38

2015a

20

19

1c

9

1

30

2016b

68

63

5

19

1

88

aUp to 26/8/2015

bUp to 12/9/2016

cThere were 6 cases at the end of the year [4].

In conclusion, it can be said that autochthonous malaria remains active in Greece since 2009, with an exception of zero cases reported in 2014. Among all malaria cases in Greece (imported and autochthonous), all autochthonous cases were caused by Plasmodium vivax. This autochthonous malaria presence may suggest an existing P. vivax parasite reservoir in the area together with existence of the mosquito vector, probably boosted by the European refugee crisis and migration flow. This situation will need further surveillance.

References

  1. Hellenic Center for Disease Control & Prevention (HCDCO). Epidemiological Surveillance Report. Malaria in Greece.
  2. World Health Organisation (2016) World Malaria Report 2016.  WHO Press, Geneva, Switzerland.
  3. Olaso A, de Górgolas M, Ramos JM (2015) Malaria in Europe: a rare disease? Gac Sanit 29: 316-317. [Crossref]
  4. Olaso A, Ramos JM, López-Ballero MF, Olaso I (2016) Malaria in Europe: Follow-up of autochthonous malaria in Greece and new risks. Enferm Infecc Microbiol Clin 11: 003. [Crossref]
  5. Piperaki ET, Daikos GL (2016) Malaria in Europe: emerging threat or  minor  nuisance? Clin Microbiol Infect 22: 487-493.

Editorial Information

Editor-in-Chief

Article Type

Opinion

Publication history

Received date: July 19, 2017
Accepted date: August 02, 2017
Published date: August 06, 2017

Copyright

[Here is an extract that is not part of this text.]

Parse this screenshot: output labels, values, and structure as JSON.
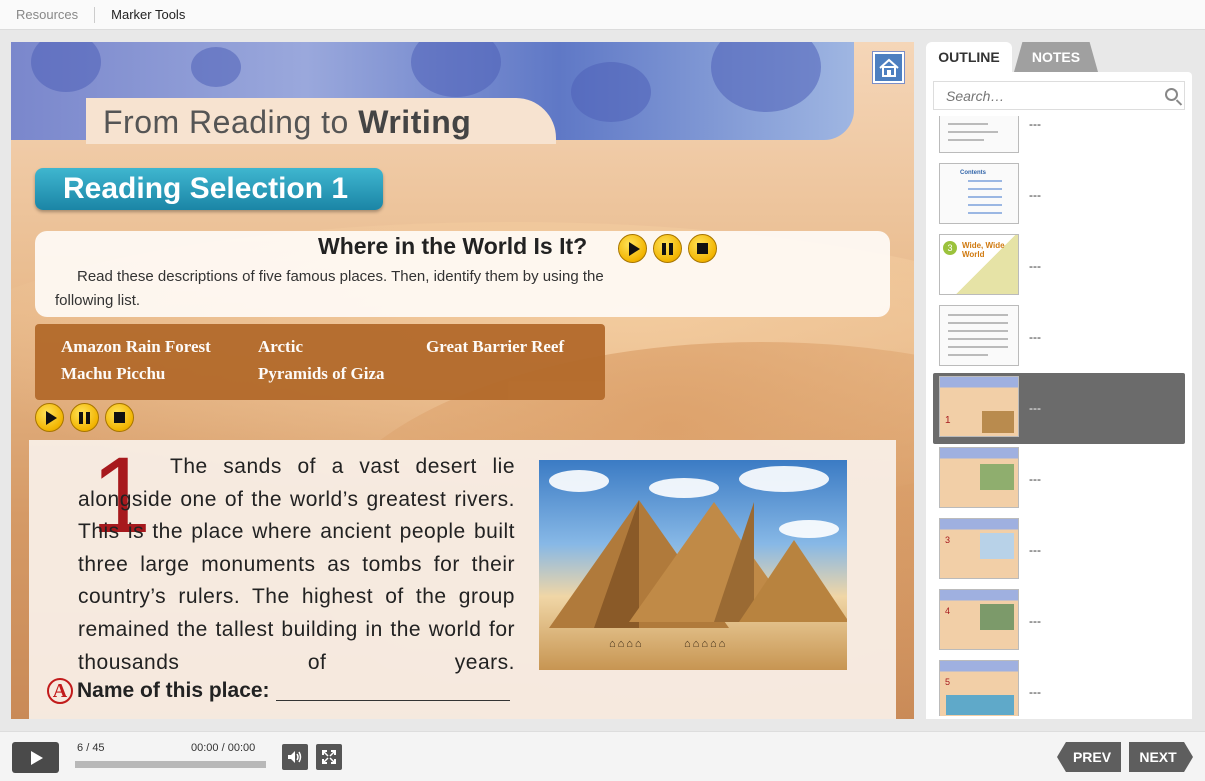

©2017 Olaso-Bengoechea A. This is an open-access article distributed under the terms of the Creative Commons Attribution License, which permits unrestricted use, distribution, and reproduction in any medium, provided the original author and source are credited.

Citation

Olaso-Bengoechea A, López-Ballero MF, Ferrer-Gimeno T (2017) Plasmodium vivax within European borders. Gen Med Open 1: DOI: 10.15761/GMO.1000108

Corresponding author

Aitor Olaso-Bengoechea

Public Health Inspector, Sección Sanidad Ambiental, Instituto Salud Pública y Laboral Navarra (ISPLN), Spain

Table 1. Total malaria cases reported from 2012-2016 in Greece

Year

Plasmodium species

Total malaria cases

 P.vivax

P.falciparum (imported)

Other/ Unspecified (imported)

Total

Imported

Autochthonous

2012

74

54

20

16

3

93

2013

12

9

3

12

1

25

2014

6

6

0

31

1

38

2015a

20

19

1c

9

1

30

2016b

68

63

5

19

1

88

aUp to 26/8/2015

bUp to 12/9/2016

cThere were 6 cases at the end of the year [4].